Data about app and page elements:

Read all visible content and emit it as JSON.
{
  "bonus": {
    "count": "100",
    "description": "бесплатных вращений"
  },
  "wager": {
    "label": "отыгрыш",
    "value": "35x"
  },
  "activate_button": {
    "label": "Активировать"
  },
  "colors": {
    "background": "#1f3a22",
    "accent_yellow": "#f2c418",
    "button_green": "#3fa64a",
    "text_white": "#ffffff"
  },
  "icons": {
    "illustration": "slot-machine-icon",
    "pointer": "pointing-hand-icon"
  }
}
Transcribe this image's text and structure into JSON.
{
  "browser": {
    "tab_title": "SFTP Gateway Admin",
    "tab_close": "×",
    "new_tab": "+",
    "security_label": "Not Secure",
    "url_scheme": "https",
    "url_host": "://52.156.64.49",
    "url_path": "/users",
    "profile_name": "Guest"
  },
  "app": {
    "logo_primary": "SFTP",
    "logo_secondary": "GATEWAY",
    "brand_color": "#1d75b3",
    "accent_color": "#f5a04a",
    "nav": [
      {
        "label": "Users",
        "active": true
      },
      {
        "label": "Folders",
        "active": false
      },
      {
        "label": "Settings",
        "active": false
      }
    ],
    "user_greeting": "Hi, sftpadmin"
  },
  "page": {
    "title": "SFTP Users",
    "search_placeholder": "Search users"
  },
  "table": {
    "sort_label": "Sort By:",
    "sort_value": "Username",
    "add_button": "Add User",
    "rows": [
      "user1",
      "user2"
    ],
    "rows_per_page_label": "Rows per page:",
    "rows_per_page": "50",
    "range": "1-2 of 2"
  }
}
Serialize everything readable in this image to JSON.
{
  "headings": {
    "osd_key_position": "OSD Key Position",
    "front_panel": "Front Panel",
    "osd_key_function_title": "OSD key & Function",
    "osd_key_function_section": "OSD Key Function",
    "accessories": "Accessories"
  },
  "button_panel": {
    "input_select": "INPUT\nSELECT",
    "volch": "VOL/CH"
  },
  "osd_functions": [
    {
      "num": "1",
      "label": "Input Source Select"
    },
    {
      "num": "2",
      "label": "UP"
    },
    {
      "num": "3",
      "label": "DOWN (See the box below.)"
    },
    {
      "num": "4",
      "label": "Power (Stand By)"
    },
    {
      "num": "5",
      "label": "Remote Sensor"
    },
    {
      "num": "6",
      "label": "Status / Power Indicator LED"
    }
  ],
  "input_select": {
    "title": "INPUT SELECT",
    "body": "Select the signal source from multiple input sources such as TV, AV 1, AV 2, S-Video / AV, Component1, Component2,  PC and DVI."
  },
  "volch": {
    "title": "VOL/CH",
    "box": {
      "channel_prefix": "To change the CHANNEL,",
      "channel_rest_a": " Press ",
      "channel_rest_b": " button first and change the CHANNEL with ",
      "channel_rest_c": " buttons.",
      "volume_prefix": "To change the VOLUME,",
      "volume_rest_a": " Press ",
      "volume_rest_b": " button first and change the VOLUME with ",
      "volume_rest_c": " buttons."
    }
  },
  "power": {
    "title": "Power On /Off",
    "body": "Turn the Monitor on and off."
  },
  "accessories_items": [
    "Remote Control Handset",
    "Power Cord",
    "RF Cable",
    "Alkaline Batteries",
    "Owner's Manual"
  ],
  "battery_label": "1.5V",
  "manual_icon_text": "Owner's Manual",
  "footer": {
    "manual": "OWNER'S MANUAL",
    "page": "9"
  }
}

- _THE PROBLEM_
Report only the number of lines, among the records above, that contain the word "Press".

- _WRITTEN SOLUTION_
2